What you return should match the data word for word, minus the images.

==========

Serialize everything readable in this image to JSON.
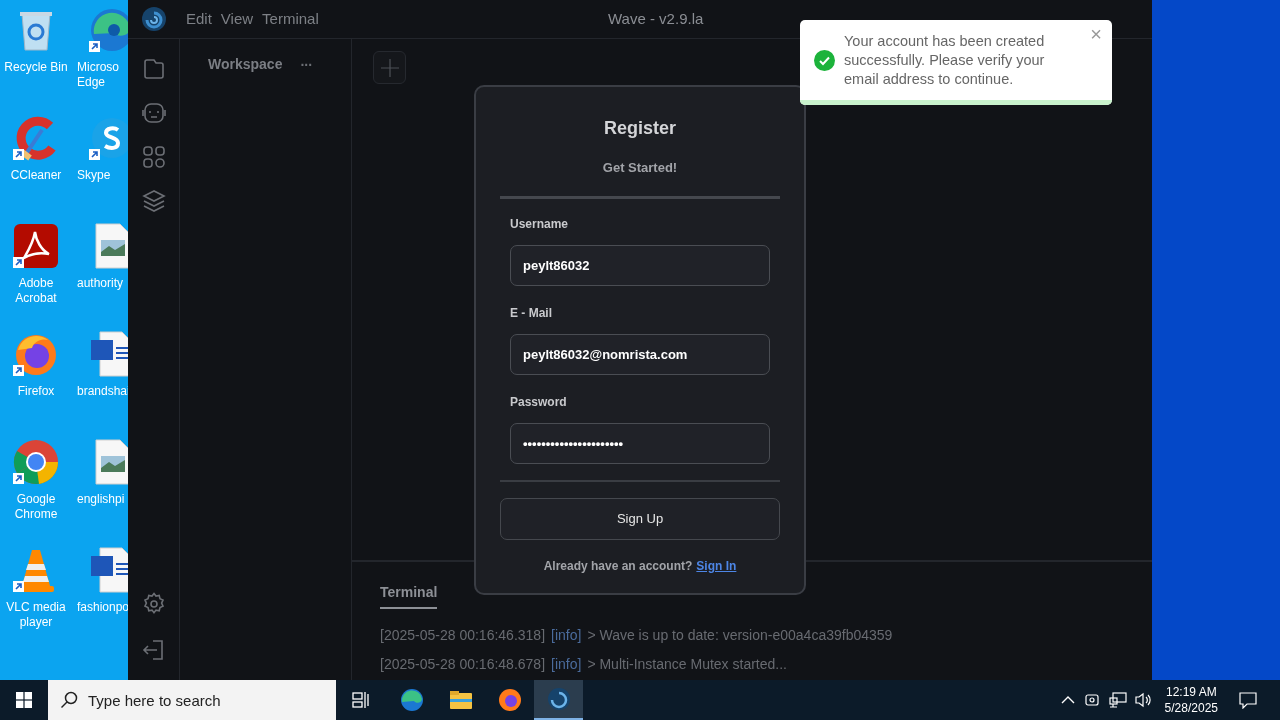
{
  "desktop": {
    "icons": [
      {
        "label": "Recycle Bin",
        "kind": "recycle",
        "shortcut": false
      },
      {
        "label": "Microso Edge",
        "kind": "edge",
        "shortcut": true
      },
      {
        "label": "CCleaner",
        "kind": "ccleaner",
        "shortcut": true
      },
      {
        "label": "Skype",
        "kind": "skype",
        "shortcut": true
      },
      {
        "label": "Adobe Acrobat",
        "kind": "acrobat",
        "shortcut": true
      },
      {
        "label": "authority",
        "kind": "image",
        "shortcut": false
      },
      {
        "label": "Firefox",
        "kind": "firefox",
        "shortcut": true
      },
      {
        "label": "brandshai",
        "kind": "word",
        "shortcut": false
      },
      {
        "label": "Google Chrome",
        "kind": "chrome",
        "shortcut": true
      },
      {
        "label": "englishpi",
        "kind": "image",
        "shortcut": false
      },
      {
        "label": "VLC media player",
        "kind": "vlc",
        "shortcut": true
      },
      {
        "label": "fashionpo",
        "kind": "word",
        "shortcut": false
      }
    ]
  },
  "app": {
    "menu": [
      "Edit",
      "View",
      "Terminal"
    ],
    "title": "Wave - v2.9.la",
    "sidebar": {
      "title": "Workspace",
      "more": "..."
    },
    "terminal": {
      "tabs": [
        {
          "label": "Terminal",
          "selected": true
        }
      ],
      "lines": [
        {
          "time": "[2025-05-28 00:16:46.318]",
          "level": "[info]",
          "message": "> Wave is up to date: version-e00a4ca39fb04359"
        },
        {
          "time": "[2025-05-28 00:16:48.678]",
          "level": "[info]",
          "message": "> Multi-Instance Mutex started..."
        }
      ]
    }
  },
  "register": {
    "title": "Register",
    "subtitle": "Get Started!",
    "fields": [
      {
        "label": "Username",
        "value": "peylt86032"
      },
      {
        "label": "E - Mail",
        "value": "peylt86032@nomrista.com"
      },
      {
        "label": "Password",
        "value": "••••••••••••••••••••••"
      }
    ],
    "submit": "Sign Up",
    "footer": "Already have an account?",
    "link": "Sign In"
  },
  "toast": {
    "message": "Your account has been created successfully. Please verify your email address to continue.",
    "close": "×",
    "level": 1
  },
  "taskbar": {
    "search_placeholder": "Type here to search",
    "apps": [
      {
        "kind": "edge",
        "selected": false
      },
      {
        "kind": "explorer",
        "selected": false
      },
      {
        "kind": "firefox",
        "selected": false
      },
      {
        "kind": "wave",
        "selected": true
      }
    ],
    "time": "12:19 AM",
    "date": "5/28/2025"
  }
}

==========

**YOUR RESPONSE**
Serialize everything readable in this image to JSON.
{
  "desktop": {
    "icons": [
      {
        "label": "Recycle Bin",
        "kind": "recycle",
        "shortcut": false
      },
      {
        "label": "Microso Edge",
        "kind": "edge",
        "shortcut": true
      },
      {
        "label": "CCleaner",
        "kind": "ccleaner",
        "shortcut": true
      },
      {
        "label": "Skype",
        "kind": "skype",
        "shortcut": true
      },
      {
        "label": "Adobe Acrobat",
        "kind": "acrobat",
        "shortcut": true
      },
      {
        "label": "authority",
        "kind": "image",
        "shortcut": false
      },
      {
        "label": "Firefox",
        "kind": "firefox",
        "shortcut": true
      },
      {
        "label": "brandshai",
        "kind": "word",
        "shortcut": false
      },
      {
        "label": "Google Chrome",
        "kind": "chrome",
        "shortcut": true
      },
      {
        "label": "englishpi",
        "kind": "image",
        "shortcut": false
      },
      {
        "label": "VLC media player",
        "kind": "vlc",
        "shortcut": true
      },
      {
        "label": "fashionpo",
        "kind": "word",
        "shortcut": false
      }
    ]
  },
  "app": {
    "menu": [
      "Edit",
      "View",
      "Terminal"
    ],
    "title": "Wave - v2.9.la",
    "sidebar": {
      "title": "Workspace",
      "more": "..."
    },
    "terminal": {
      "tabs": [
        {
          "label": "Terminal",
          "selected": true
        }
      ],
      "lines": [
        {
          "time": "[2025-05-28 00:16:46.318]",
          "level": "[info]",
          "message": "> Wave is up to date: version-e00a4ca39fb04359"
        },
        {
          "time": "[2025-05-28 00:16:48.678]",
          "level": "[info]",
          "message": "> Multi-Instance Mutex started..."
        }
      ]
    }
  },
  "register": {
    "title": "Register",
    "subtitle": "Get Started!",
    "fields": [
      {
        "label": "Username",
        "value": "peylt86032"
      },
      {
        "label": "E - Mail",
        "value": "peylt86032@nomrista.com"
      },
      {
        "label": "Password",
        "value": "••••••••••••••••••••••"
      }
    ],
    "submit": "Sign Up",
    "footer": "Already have an account?",
    "link": "Sign In"
  },
  "toast": {
    "message": "Your account has been created successfully. Please verify your email address to continue.",
    "close": "×",
    "level": 1
  },
  "taskbar": {
    "search_placeholder": "Type here to search",
    "apps": [
      {
        "kind": "edge",
        "selected": false
      },
      {
        "kind": "explorer",
        "selected": false
      },
      {
        "kind": "firefox",
        "selected": false
      },
      {
        "kind": "wave",
        "selected": true
      }
    ],
    "time": "12:19 AM",
    "date": "5/28/2025"
  }
}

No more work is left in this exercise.